He was arrested several times between late 1948 and in 1956 for his opposition to the One Unit scheme. The government attempted in 1958 to reconcile with him and offered him a Ministry in the government, after the assassination of his brother, he however refused. He remained in prison till 1957 only to be re-arrested in 1958 until an illness in 1964 allowed for his release.
In 1962, Bacha Khan was named an "Amnesty International Prisoner of the Year". Amnesty's statement about him said, "His Example symbolizes the suffering of upward of a million people all over the world who are prisoners of conscience."
In September 1964, the Pakistani authorities allowed him to go to United Kingdom for treatment. During winter his Doctor advised him to go to United States. He then went into exile to Afghanistan, he returned from exile in December 1972 to a popular response, following the establishment of National Awami Party provincial government in North West Frontier Province and Balochistan.
Bacha Khan was listed as one of 26 men who changed the world in a recent children's book published in the United States. He also wrote an autobiography (1969), and has been the subject of biographies by Eknath Easwaran (see article) and Rajmohan Gandhi (see "References" section, below). His philosophy of Islamic pacificism was recognised by US Secretary of State Hillary Clinton, in a speech to American Muslims.
He was arrested by Prime Minister Zulfiqar Ali Bhutto's government at Multan in November 1973 and described Bhuttos government as "the worst kind of dictatorship".
In Richard Attenborough's 1982 epic Gandhi, Bacha Khan was portrayed by Dilsher Singh.
In 1984, increasingly withdrawing from politics he was nominated for the Nobel Peace Prize. He visited India and participated in the centennial celebrations of the Indian National Congress in 1985; he was awarded the Jawaharlal Nehru Award for International Understanding in 1967 and later Bharat Ratna, India's highest civilian award, in 1987.

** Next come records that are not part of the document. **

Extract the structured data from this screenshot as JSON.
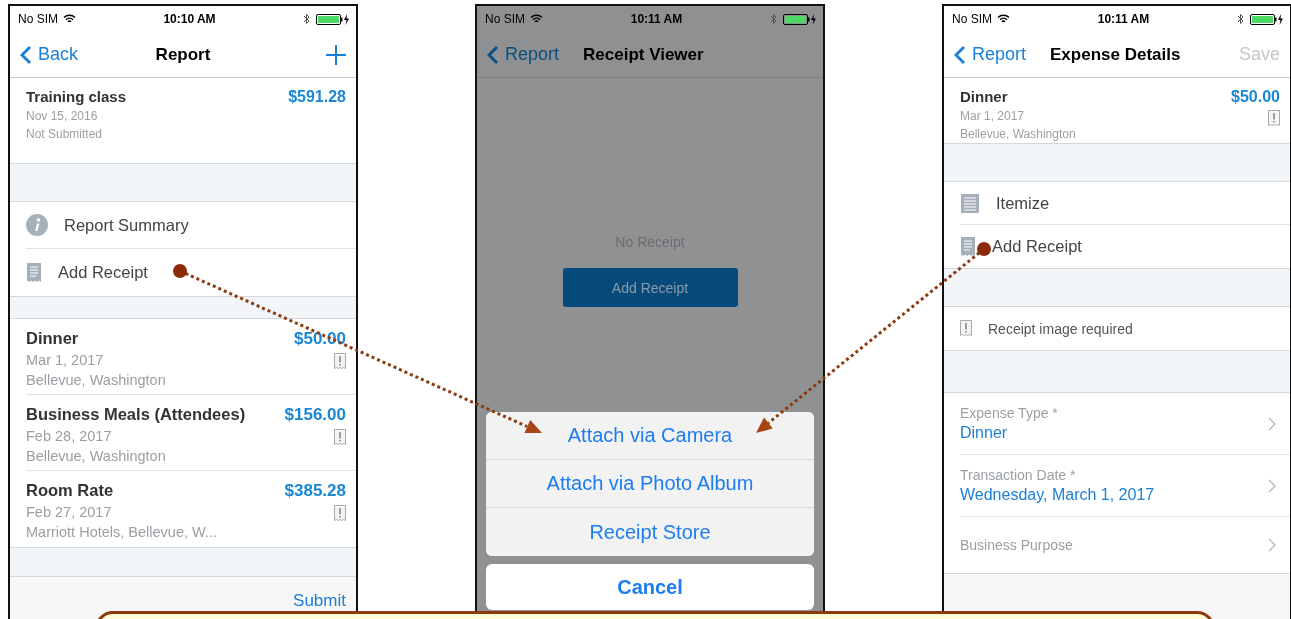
{
  "report_screen": {
    "status_bar": {
      "carrier": "No SIM",
      "time": "10:10 AM"
    },
    "nav": {
      "back": "Back",
      "title": "Report"
    },
    "report": {
      "title": "Training class",
      "amount": "$591.28",
      "date": "Nov 15, 2016",
      "status": "Not Submitted"
    },
    "menu": [
      {
        "kind": "info",
        "label": "Report Summary"
      },
      {
        "kind": "receipt",
        "label": "Add Receipt"
      }
    ],
    "expenses": [
      {
        "title": "Dinner",
        "amount": "$50.00",
        "date": "Mar 1, 2017",
        "location": "Bellevue, Washington",
        "receipt_missing": true
      },
      {
        "title": "Business Meals (Attendees)",
        "amount": "$156.00",
        "date": "Feb 28, 2017",
        "location": "Bellevue, Washington",
        "receipt_missing": true
      },
      {
        "title": "Room Rate",
        "amount": "$385.28",
        "date": "Feb 27, 2017",
        "location": "Marriott Hotels, Bellevue, W...",
        "receipt_missing": true
      }
    ],
    "submit": "Submit"
  },
  "receipt_viewer_screen": {
    "status_bar": {
      "carrier": "No SIM",
      "time": "10:11 AM"
    },
    "nav": {
      "back": "Report",
      "title": "Receipt Viewer"
    },
    "empty_text": "No Receipt",
    "add_button": "Add Receipt",
    "action_sheet": {
      "options": [
        "Attach via Camera",
        "Attach via Photo Album",
        "Receipt Store"
      ],
      "cancel": "Cancel"
    }
  },
  "expense_details_screen": {
    "status_bar": {
      "carrier": "No SIM",
      "time": "10:11 AM"
    },
    "nav": {
      "back": "Report",
      "title": "Expense Details",
      "action": {
        "label": "Save",
        "disabled": true
      }
    },
    "expense": {
      "title": "Dinner",
      "amount": "$50.00",
      "date": "Mar 1, 2017",
      "location": "Bellevue, Washington",
      "receipt_missing": true
    },
    "menu": [
      {
        "kind": "itemize",
        "label": "Itemize"
      },
      {
        "kind": "receipt",
        "label": "Add Receipt"
      }
    ],
    "warning": "Receipt image required",
    "fields": [
      {
        "label": "Expense Type *",
        "value": "Dinner"
      },
      {
        "label": "Transaction Date *",
        "value": "Wednesday, March 1, 2017"
      },
      {
        "label": "Business Purpose"
      }
    ]
  }
}
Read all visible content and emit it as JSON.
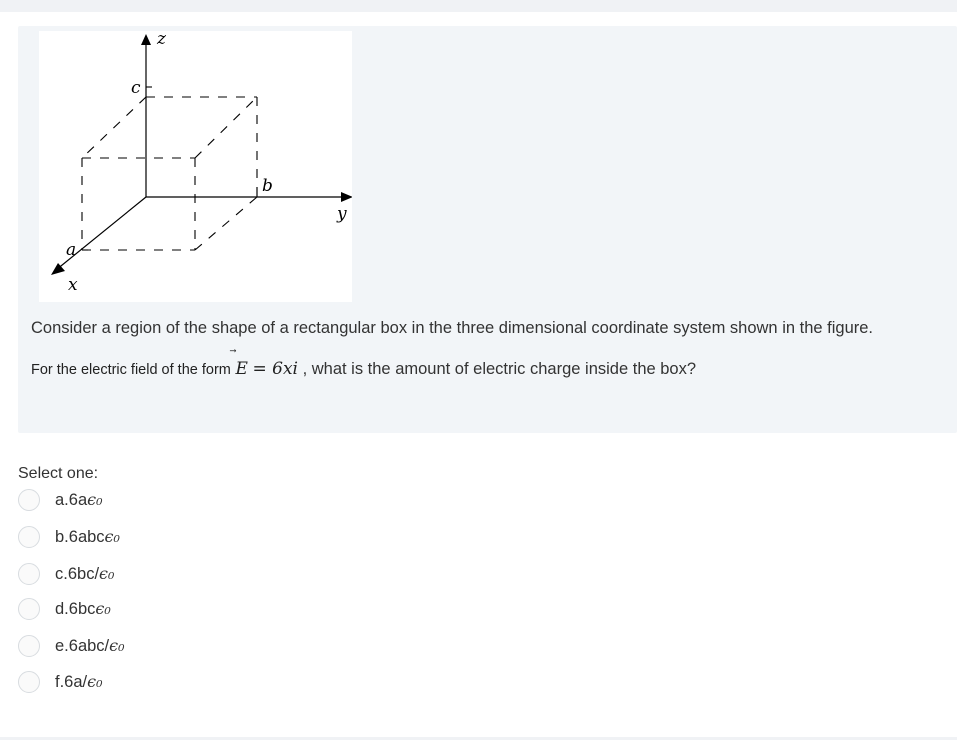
{
  "question": {
    "figure_labels": {
      "z": "z",
      "y": "y",
      "x": "x",
      "a": "a",
      "b": "b",
      "c": "c"
    },
    "statement_line1": "Consider a region of the shape of a rectangular box in the three dimensional coordinate system shown in the figure.",
    "statement_line2_prefix": "For the electric field of the form",
    "field_E": "E",
    "field_eq": " = ",
    "field_value": "6xi",
    "statement_line2_suffix": ", what is the amount of electric charge inside the box?"
  },
  "answer": {
    "select_label": "Select one:",
    "options": [
      {
        "letter": "a.",
        "text": "6a",
        "expr": "ϵ₀",
        "slash": ""
      },
      {
        "letter": "b.",
        "text": "6abc",
        "expr": "ϵ₀",
        "slash": ""
      },
      {
        "letter": "c.",
        "text": "6bc/",
        "expr": "ϵ₀",
        "slash": ""
      },
      {
        "letter": "d.",
        "text": "6bc",
        "expr": "ϵ₀",
        "slash": ""
      },
      {
        "letter": "e.",
        "text": "6abc/",
        "expr": "ϵ₀",
        "slash": ""
      },
      {
        "letter": "f.",
        "text": "6a/",
        "expr": "ϵ₀",
        "slash": ""
      }
    ]
  }
}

Bacha Khan died in Peshawar under house arrest in 1988 and was buried in his house at Jalalabad, Afghanistan, and over 200,000 mourners attended the funeral, including the Afghan President Mohammad Najibullah. This was a symbolic move by Bacha Khan, as this would allow his dream of Pashtun unification to live even after his death. The then Indian Prime Minister Rajiv Gandhi had gone to Peshawar, to pay his tributes to Bacha Khan in spite of the fact that General Zia ul-Haq had tried to stall his attendance citing security reasons, also the Indian government declared a five-day period of mourning in his honour.
In 2008, a documentary, titled The Frontier Gandhi: Badshah Khan, a Torch for Peace, by filmmaker and Writer T.C. McLuhan, premiered in New York. The film received the 2009 award for Best Documentary Film at the Middle East International Film Festival (see film page).